Use this URL to cite or link to this record in EThOS: http://ethos.bl.uk/OrderDetails.do?uin=uk.bl.ethos.487022
Title: Global science, public goods? : tracing international science policy processes in rice biofortification
Author: Brooks, Sally
ISNI:       0000 0001 2022 6961
Awarding Body: University of Sussex
Current Institution: University of Sussex
Date of Award: 2008
Availability of Full Text:
Access through EThOS:
Abstract:

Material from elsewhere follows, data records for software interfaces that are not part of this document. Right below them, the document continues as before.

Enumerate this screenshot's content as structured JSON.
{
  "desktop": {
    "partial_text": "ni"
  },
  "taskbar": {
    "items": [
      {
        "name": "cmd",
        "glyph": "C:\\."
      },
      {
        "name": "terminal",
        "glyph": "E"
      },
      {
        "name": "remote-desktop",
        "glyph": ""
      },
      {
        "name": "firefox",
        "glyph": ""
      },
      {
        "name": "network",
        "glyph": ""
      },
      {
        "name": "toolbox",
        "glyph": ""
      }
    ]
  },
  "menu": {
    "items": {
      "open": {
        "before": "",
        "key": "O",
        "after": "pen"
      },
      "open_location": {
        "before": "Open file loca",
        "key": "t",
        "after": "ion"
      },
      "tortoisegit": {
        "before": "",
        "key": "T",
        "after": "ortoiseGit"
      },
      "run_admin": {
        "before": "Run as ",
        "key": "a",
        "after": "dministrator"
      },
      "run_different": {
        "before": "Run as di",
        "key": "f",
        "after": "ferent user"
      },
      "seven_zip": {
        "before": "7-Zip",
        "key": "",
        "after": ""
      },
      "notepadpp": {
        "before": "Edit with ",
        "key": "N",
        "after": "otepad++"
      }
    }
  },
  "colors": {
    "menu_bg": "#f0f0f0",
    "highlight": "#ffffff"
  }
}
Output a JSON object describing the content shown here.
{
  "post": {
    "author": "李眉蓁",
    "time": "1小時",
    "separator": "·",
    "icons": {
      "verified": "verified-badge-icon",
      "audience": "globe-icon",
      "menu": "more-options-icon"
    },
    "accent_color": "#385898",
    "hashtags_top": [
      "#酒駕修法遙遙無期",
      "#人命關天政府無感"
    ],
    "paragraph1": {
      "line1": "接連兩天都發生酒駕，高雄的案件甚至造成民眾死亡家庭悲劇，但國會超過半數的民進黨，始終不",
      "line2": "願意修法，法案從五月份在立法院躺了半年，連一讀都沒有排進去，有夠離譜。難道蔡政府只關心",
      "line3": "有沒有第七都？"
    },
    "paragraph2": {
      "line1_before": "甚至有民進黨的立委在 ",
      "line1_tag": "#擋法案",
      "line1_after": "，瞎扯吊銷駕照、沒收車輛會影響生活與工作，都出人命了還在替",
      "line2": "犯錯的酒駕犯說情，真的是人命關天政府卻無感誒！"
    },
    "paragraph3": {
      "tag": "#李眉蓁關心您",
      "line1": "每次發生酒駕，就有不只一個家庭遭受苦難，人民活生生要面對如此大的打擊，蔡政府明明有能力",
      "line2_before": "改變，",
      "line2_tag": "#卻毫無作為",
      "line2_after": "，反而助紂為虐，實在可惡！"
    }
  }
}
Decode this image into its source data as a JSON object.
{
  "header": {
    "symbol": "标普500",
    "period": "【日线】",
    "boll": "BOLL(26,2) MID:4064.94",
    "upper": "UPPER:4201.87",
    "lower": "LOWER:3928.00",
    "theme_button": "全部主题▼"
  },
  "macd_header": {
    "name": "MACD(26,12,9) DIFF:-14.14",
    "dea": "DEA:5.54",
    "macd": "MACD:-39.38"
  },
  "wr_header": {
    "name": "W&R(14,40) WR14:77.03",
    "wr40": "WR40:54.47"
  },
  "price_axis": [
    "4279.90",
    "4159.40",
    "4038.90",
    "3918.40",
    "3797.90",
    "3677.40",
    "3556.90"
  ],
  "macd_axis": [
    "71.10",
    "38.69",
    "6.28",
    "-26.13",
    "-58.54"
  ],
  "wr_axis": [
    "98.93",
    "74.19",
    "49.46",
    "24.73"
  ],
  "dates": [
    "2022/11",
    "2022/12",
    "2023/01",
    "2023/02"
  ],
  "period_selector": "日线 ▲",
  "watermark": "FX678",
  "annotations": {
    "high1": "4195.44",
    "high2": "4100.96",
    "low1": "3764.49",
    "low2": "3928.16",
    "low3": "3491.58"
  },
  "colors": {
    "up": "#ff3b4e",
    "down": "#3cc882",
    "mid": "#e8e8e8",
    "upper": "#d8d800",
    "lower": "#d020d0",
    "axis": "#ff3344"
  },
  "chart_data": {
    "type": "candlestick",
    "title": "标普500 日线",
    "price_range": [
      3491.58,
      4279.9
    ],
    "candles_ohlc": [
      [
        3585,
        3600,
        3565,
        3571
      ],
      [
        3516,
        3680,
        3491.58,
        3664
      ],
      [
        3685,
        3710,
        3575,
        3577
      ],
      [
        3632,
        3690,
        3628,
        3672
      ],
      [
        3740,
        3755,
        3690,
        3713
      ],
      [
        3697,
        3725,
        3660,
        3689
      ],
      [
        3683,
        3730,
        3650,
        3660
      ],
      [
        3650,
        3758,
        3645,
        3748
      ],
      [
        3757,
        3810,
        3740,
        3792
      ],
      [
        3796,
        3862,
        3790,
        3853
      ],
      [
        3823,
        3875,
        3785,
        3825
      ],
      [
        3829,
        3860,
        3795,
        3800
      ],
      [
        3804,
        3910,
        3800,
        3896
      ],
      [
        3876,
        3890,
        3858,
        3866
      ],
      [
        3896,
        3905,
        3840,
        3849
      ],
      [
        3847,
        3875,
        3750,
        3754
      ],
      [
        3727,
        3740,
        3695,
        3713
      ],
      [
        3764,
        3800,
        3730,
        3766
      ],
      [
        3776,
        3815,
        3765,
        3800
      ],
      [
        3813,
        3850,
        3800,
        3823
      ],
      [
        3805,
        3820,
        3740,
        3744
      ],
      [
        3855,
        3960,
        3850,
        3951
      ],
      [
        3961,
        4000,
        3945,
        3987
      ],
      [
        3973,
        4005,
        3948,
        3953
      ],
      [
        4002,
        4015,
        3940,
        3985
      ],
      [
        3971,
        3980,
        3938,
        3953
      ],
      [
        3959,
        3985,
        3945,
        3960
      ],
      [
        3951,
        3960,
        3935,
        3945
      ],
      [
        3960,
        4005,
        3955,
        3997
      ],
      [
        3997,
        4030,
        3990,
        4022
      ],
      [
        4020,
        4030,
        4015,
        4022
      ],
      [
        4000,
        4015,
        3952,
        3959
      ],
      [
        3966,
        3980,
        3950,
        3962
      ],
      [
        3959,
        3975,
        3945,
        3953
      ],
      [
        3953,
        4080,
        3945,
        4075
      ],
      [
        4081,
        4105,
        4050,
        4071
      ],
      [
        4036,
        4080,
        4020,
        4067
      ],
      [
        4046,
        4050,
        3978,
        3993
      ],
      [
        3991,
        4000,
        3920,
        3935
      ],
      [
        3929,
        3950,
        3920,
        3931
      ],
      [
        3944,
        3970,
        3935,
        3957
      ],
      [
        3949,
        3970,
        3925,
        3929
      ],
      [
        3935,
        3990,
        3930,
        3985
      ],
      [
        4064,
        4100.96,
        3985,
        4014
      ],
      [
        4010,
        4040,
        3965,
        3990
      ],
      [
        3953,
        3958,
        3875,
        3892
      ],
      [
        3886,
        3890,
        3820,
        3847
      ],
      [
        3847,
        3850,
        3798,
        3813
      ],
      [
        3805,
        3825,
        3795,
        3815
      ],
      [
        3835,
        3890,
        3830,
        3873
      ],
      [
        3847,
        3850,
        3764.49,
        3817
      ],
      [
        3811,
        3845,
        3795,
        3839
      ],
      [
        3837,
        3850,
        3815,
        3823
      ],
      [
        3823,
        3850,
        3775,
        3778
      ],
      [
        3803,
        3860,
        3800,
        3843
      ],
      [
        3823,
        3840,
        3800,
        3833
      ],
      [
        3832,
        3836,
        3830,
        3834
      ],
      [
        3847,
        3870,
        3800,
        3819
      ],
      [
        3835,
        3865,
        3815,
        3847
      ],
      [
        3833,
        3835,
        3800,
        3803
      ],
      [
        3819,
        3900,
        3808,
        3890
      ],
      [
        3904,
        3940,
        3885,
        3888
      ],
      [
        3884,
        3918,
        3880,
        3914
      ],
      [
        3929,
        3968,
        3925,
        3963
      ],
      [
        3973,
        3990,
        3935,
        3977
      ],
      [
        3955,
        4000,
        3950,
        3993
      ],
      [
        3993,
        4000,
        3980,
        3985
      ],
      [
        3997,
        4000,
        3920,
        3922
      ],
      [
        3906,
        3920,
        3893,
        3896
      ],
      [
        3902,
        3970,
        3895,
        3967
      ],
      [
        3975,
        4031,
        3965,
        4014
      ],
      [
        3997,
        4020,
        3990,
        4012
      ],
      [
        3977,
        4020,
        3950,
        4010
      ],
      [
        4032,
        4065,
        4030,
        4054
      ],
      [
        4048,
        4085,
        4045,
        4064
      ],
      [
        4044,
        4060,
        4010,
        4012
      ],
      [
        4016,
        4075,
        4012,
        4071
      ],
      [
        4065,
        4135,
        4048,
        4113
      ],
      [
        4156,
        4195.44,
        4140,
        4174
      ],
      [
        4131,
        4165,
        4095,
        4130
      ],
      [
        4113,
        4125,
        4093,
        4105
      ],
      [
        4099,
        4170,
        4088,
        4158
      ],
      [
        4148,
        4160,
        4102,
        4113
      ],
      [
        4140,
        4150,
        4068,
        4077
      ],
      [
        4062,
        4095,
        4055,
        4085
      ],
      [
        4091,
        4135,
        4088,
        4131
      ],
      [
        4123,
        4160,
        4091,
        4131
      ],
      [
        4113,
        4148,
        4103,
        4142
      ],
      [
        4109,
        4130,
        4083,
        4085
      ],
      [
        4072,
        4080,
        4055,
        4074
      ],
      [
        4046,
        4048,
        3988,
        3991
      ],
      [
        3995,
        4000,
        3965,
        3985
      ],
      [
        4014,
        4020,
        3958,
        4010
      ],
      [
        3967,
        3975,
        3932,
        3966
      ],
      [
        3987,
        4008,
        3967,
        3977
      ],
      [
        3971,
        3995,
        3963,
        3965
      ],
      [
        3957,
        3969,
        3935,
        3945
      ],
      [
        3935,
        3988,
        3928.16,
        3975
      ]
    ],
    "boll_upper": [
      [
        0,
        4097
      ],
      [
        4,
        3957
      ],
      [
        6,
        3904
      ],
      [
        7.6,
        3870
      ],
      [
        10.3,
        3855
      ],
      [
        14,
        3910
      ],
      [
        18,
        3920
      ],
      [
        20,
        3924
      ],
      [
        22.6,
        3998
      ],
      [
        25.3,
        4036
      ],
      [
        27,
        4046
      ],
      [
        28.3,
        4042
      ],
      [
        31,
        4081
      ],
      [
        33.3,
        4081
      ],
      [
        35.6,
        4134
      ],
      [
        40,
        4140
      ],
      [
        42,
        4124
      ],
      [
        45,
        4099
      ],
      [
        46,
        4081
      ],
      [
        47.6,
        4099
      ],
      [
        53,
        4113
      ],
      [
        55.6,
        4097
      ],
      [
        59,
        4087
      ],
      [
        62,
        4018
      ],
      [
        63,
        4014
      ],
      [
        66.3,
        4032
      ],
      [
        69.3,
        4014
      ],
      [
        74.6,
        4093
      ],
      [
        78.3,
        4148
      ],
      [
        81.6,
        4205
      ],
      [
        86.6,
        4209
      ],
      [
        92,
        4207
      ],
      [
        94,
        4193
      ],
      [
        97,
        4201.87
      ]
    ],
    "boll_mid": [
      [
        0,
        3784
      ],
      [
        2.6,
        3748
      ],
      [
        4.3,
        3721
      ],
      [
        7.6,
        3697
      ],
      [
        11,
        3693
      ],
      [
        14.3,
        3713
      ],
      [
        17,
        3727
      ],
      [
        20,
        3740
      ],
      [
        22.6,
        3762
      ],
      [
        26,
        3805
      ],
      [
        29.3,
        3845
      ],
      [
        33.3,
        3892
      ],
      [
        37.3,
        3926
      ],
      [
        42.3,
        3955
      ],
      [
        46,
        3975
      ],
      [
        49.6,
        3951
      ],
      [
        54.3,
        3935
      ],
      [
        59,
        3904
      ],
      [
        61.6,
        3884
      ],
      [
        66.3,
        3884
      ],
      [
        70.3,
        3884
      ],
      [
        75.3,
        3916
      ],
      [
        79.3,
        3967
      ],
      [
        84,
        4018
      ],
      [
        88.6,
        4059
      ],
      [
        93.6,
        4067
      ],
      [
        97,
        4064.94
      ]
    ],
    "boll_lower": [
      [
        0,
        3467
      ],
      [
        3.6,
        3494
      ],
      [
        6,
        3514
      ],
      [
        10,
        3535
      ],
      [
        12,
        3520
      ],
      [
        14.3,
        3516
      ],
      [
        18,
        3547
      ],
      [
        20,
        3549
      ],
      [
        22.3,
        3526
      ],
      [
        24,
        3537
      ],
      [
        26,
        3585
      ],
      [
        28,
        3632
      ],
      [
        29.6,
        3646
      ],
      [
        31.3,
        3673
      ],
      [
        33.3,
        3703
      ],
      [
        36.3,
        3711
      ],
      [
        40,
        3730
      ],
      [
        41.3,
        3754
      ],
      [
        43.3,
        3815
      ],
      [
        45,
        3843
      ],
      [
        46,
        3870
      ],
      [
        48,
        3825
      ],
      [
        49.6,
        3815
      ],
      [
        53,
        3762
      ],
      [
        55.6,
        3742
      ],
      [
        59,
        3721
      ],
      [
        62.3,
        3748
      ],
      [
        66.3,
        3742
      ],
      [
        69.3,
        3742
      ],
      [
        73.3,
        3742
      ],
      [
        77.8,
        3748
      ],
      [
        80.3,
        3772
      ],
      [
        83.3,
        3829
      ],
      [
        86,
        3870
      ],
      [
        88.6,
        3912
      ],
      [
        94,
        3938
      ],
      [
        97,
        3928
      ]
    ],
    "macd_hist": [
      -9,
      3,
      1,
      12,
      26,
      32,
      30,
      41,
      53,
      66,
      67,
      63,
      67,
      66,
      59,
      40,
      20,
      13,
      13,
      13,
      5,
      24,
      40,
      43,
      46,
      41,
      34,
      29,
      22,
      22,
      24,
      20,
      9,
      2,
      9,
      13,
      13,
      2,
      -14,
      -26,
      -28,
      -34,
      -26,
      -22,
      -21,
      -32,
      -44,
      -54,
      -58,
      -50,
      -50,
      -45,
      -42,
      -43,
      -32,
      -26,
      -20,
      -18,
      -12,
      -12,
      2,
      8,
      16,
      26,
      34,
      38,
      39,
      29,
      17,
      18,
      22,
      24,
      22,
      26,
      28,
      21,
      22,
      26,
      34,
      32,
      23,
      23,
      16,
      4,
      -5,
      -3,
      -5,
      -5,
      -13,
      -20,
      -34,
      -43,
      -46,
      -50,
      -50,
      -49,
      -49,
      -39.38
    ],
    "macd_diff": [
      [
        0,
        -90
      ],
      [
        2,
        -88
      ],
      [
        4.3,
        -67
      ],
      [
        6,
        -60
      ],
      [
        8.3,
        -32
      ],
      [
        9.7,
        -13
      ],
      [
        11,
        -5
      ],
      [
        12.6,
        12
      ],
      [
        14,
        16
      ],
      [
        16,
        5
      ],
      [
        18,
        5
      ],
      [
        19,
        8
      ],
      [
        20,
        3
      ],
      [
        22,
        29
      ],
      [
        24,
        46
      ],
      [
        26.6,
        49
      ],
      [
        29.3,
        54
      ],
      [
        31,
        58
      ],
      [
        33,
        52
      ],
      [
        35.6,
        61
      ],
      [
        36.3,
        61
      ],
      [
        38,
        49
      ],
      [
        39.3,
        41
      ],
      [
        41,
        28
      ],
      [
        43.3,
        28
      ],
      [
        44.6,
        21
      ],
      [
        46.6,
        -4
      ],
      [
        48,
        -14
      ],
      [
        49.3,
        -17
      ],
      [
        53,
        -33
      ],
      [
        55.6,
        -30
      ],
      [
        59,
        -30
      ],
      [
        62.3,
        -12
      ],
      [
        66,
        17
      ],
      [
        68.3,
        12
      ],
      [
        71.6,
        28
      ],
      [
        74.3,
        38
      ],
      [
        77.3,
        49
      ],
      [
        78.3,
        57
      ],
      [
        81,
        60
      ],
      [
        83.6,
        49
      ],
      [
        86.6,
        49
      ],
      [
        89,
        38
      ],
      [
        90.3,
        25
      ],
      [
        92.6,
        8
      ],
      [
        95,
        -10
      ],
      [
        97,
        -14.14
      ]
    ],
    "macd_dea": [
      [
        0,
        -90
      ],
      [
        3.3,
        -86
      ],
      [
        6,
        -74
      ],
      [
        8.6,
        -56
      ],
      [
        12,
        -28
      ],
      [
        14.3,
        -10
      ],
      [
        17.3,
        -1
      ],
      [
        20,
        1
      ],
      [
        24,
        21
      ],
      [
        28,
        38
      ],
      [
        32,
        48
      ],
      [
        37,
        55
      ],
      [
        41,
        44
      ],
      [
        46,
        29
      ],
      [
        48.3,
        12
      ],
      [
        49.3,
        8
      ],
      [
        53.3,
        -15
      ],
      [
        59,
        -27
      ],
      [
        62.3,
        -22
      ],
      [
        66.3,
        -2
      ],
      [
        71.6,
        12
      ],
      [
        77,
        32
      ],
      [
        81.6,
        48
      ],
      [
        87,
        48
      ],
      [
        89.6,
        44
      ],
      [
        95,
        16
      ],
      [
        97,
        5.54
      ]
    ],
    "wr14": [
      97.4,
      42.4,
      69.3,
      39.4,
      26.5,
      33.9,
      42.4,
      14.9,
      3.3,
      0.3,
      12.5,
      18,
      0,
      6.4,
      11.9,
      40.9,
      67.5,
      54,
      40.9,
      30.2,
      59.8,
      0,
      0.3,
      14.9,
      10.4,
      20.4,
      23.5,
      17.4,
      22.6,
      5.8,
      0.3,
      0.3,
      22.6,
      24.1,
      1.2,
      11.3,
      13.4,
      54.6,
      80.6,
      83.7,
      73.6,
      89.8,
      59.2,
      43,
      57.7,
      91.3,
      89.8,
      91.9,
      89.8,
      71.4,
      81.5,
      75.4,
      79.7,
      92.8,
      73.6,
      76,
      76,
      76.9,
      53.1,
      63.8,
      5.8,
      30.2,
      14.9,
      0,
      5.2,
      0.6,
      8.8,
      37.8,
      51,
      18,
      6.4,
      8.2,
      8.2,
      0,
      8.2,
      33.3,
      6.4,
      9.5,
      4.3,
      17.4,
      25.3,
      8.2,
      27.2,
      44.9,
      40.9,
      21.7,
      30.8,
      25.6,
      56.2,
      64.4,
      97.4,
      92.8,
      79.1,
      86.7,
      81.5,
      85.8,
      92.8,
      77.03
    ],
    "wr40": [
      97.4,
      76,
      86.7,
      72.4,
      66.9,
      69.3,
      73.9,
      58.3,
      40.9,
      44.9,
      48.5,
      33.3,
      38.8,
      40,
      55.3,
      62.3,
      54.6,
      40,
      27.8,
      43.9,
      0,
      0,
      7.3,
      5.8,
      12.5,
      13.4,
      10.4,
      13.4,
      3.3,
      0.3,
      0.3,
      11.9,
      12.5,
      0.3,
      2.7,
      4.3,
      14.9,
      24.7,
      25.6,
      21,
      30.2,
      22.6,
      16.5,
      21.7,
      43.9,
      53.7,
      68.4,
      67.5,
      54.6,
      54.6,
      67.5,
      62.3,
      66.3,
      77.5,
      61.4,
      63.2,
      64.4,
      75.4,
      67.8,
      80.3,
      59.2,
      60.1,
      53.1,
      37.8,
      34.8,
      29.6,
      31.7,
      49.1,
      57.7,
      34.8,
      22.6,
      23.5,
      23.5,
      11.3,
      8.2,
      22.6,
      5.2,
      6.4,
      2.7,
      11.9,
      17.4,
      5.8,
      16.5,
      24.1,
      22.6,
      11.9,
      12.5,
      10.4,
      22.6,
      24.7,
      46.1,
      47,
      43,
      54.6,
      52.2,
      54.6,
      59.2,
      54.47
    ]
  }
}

This thesis explores initiatives in 'biofortification', a term referring to the enhancement of micronutrient levels of staple crops through biological processes, such as plant breeding and transgenics. It traces developments in i'ice bioforiification; fromtwo early initiatives. in iron rice research and 'Golden Rice', to the HarvestPlus 'Challenge Programme', launched by the CGIAR in 2003, with substantial support from the Gates Foundation. It highlights a series of transformations that have punctuated the journey of biof0l1ification research, from its modest beginnings at the outer margins of international crop research, to its re-branding as an exemplar of a new way forward identified for the CGIAR, as 'broker' in heterogeneous, global research networks,_ a.ble to guarantee the 'public goods' status of the _agendas and outputs of such networks. International biof0l1ification initiatives such as HarvestPlus emphasise three, inter-related themes: managing research collaboration through multi-organisational partnerships; tackling complex problems through i11lerdisciplinwy research; and achieving greater impact, as understood within the MDG framework that now dominates international development thinking. This research asks if these evolving modes of organisation, styles of science and framings of impact are indicative of future directions in international agricultural research. These questions have been followed through a multi-sited, ethnographic tracing of science policy processes and institutionalised practices, from the United States to the Philippines and China. Biofortification provides a lens through which to question the idea of 'global science', and the notion, built into the fabric of the CGIAR system, that it can generate generic research outputs as widely applicable, international public goods. This is particularly relevant at a time when donor attention has returned to agriculture, and to the potential of investments in science and technology to stimulate agricultural development. In practice, as biofortification research has become increasingly 'global', attention has shifted upstream, relocating the locus of decision making ever further from the beneficiary groups in whose name such substantial investments are made. These dynamics implicitly sanction a return to top down development; while restricting the space for actors located fUl1her downstream to debate unresolved technical and policy uncertainties.
Supervisor: Not available Sponsor: Not available
Qualification Name: University of Sussex, 2008 Qualification Level: Doctoral
EThOS ID: uk.bl.ethos.487022  DOI: Not available
Share: